Only let each person lead the life that the Lord has assigned to him, and to which God has called him. This is my rule in all the churches.  Was anyone at the time of his call already circumcised? Let him not seek to remove the marks of circumcision. Was anyone at the time of his call uncircumcised? Let him not seek circumcision.  For neither circumcision counts for anything nor uncircumcision, but keeping the commandments of God.

How staggeringly more healthy is Paul than many who claim to follow him.  Keeping God’s commandments?  Oh that’s the key to freedom from the anxiety of identity politics.  You can ignore people who tell you what you must be or become.  All you need to do is obey God.  That is good news that Paul wrote to churches so they could stop judging themselves and one another.

You would almost suspect that Paul thought Psalm 119 is inspired or something.

Some wars are better fought by mocking the battlefield

I have no idea what I think of Piper’s opinions in particular, but I do know that the way in which Evangelicals in general try to fix some things in the culture seems prone to create much friction, fission, and confusion.

There are a great many things a Christian man ought to be–more godly, a better family leader, more courageous, more productive, etc. And there are a great many things a Christian woman ought to be. Some of these things cannot be the same. A man can’t be a wife and he shouldn’t try. So there’s the difference.

But setting up templates and saying this is what a man should be strikes me as an attempt to use a mist as a focal point. If you are a man and want to be “Biblically masculine” then here is what you must do.

Trust in Jesus and obey Him. Period.

Did you get that? Good. Now you know everything you need to know. You don’t need to try to develop a universal description of masculinity. You don’t need to use the word “manly” in a certain percent of your conversations. You don’t have to go buy overpriced Davy Crocket outfits for your boys from Baptists “ministries” (you’re free to do so if you want, though I’d look for a secular version that is cheaper). Just trust and obey.

There are as many models of Christian masculinity as there are faithful Christian men. Every man who trusts in Jesus and obeys his commands is doing all he needs to do to “be a man.”
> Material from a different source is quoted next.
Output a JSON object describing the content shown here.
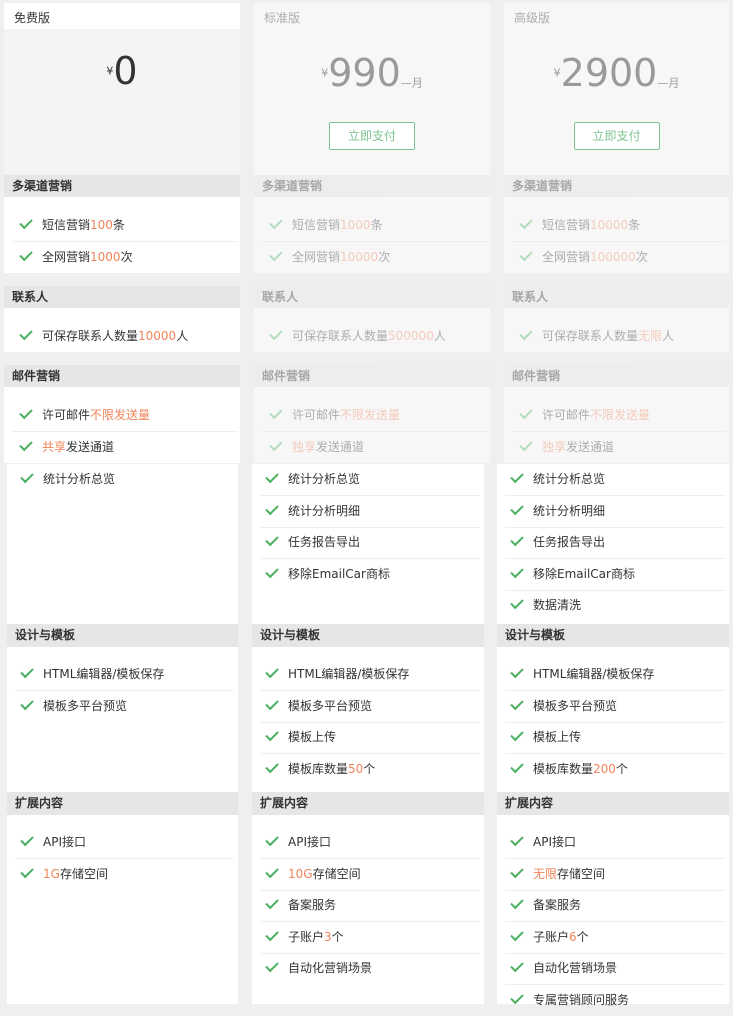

You see, real men don’t waste a minute of their time or any portion of their energy worrying about their manliness.